In Florida, June typically marks the beginning of hurricane season. Preparation for a storm may appear as otherworldly as it is routine: businesses and homes board up windows and doors, bottled water is quick to sell out, and public buildings cease operations to serve as emergency shelters.
What happens next may be unpredictable. If things take a turn for the worse, myriad homes may be leveled. A 2019 Congressional Budget Office report estimated that hurricane-related wind damage causes $14 billion in losses to the residential sector annually.
However, new research led by Ipek Bensu Manav, an MIT graduate student in civil and environmental engineering and research assistant at MIT’s Concrete Sustainability Hub, suggests that the value of mitigating this wind damage through stronger construction methods may be significantly underestimated.
In fact, the failure of wind loss models to account for neighborhood texture — the density and configuration of surrounding buildings with respect to a building of interest — may result in an over 80 percent undervaluation of these methods in Florida.
Hazus, a loss estimation tool developed and currently used by the Federal Emergency Management Agency (FEMA), estimates physical and economic damage to buildings due to wind and windborne debris. However, the tool assumes that all buildings in a neighborhood experience the same wind loading.
Manav notes that this assumption disregards the complexity of neighborhood texture. Buildings of different shapes and sizes can be arranged in innumerable ways. This arrangement can amplify or reduce the wind load on buildings within the neighborhood.
Wind load amplifications and reductions result from effects referred to as tunneling and shielding. Densely built-up areas with grid-like layouts are particularly susceptible to wind tunneling effects. You might have experienced these effects yourself walking down a windy street, such as Main Street in Cambridge, Massachusetts, near the MIT campus, only to turn the corner and feel calmer air.
To address this, Manav and her team sought to create a hurricane loss model that accounts for neighborhood texture. By combining GIS files, census tract data, and models of wind recurrence and structural performance, the researchers constructed a high-resolution estimate of expected wind-related structural losses, as well as the benefits of mitigation to reduce those losses.
The model builds on prior research led by Jacob Roxon, a recent CSHub postdoc and co-author of this paper, who developed an empirical relationship that estimates building-specific wind gusts with information about building layout in a given neighborhood.
A challenge the researchers had to overcome was the fact that the building footprints that were available for this estimation have little-to-no information on occupancy and building type.
Manav addressed this by developing a novel statistical model that assigns occupancy and building types to structures based on characteristics of the census tract in which they are located.
Analysis and cost perspective
The researchers then estimated the value of stronger construction in a case study of residential buildings in Florida. This involved modeling the impact of several mitigation measures applied to over 9.3 million housing units spread across 6.9 million buildings.
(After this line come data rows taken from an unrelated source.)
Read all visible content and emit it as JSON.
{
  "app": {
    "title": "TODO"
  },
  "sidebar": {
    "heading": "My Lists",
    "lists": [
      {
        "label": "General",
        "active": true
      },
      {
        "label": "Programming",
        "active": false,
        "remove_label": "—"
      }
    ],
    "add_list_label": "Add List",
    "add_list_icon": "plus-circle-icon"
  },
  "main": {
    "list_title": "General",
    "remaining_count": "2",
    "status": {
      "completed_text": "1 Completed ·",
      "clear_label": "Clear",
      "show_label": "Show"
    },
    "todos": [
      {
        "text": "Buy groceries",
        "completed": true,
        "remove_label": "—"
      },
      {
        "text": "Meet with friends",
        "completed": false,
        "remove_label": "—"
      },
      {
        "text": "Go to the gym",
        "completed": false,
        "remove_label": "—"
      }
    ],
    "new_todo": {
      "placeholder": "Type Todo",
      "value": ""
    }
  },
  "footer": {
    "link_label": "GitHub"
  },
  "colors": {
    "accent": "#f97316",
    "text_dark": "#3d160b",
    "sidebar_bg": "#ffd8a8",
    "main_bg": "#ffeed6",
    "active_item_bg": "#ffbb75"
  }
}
Texture-related loss implications were found to be higher in census tracts along the coast. This occurs because these areas tend to be more dense and ordered, leading to higher wind load amplifications. Also, these loss implications are particularly high for single-family homes, which are more susceptible to damage and have a higher replacement cost per housing unit.
“Our results sound the alarm that wind loads are more severe than we think,” says Manav. “That is not even accounting for climate change, which might make hurricanes more frequent and their wind speeds more intense over time.”
The researchers computed expected losses and benefits statewide for hurricane wind damage and its mitigation. They found that $8.1 billion could be saved per year in a scenario where all homes were mitigated with simple measures such as stronger connections between roofs and walls or tighter nail spacing.
Conventional loss estimation models value these same measures as saving only $4.4 billion per year. This means that conventional models are underestimating the value of stronger construction by over 80 percent.
“It is important that the benefits of resilient design be quantified so that financial incentives — whether lending, insurance, or otherwise — can be brought to bear to increase mitigation. Manav’s research will move the industry forward toward justifying these benefits,” says structural engineer Evan Reis, who is the executive director of the U.S. Resiliency Council.
The paper recommends that coastal states enhance their building codes, especially in densely built-up areas, to save dollars and save lives. Manav notes that current building codes do not sufficiently account for texture-induced load amplifications.
“Even a building built to code may not be able to protect you and your family,” says Manav. “We need to properly quantify the benefits of mitigating in areas that are exposed to high winds so we promote the right standards of construction where losses can be catastrophic.”
A goal of Manav’s work is to provide citizens with the information they need before disaster strikes. She has created an online dashboard where you can preview the potential benefits of applying mitigation measures in different communities — perhaps even your own.
“During my research, I kept hitting a wall. I found that it was difficult to use publicly available information to piece together the bigger picture,” she comments. “We started developing the dashboard to equip homeowners and stakeholders with accessible and actionable information.”
As a next step, Manav is investigating socioeconomic consequences of hurricane wind damage.
“High-resolution analysis, like our case study, allows us to simulate individual household impacts within a geographical context,” adds Manav. “With this, we can capture how differing availability of financial resources may influence how communities cope with the aftermath of natural hazards.”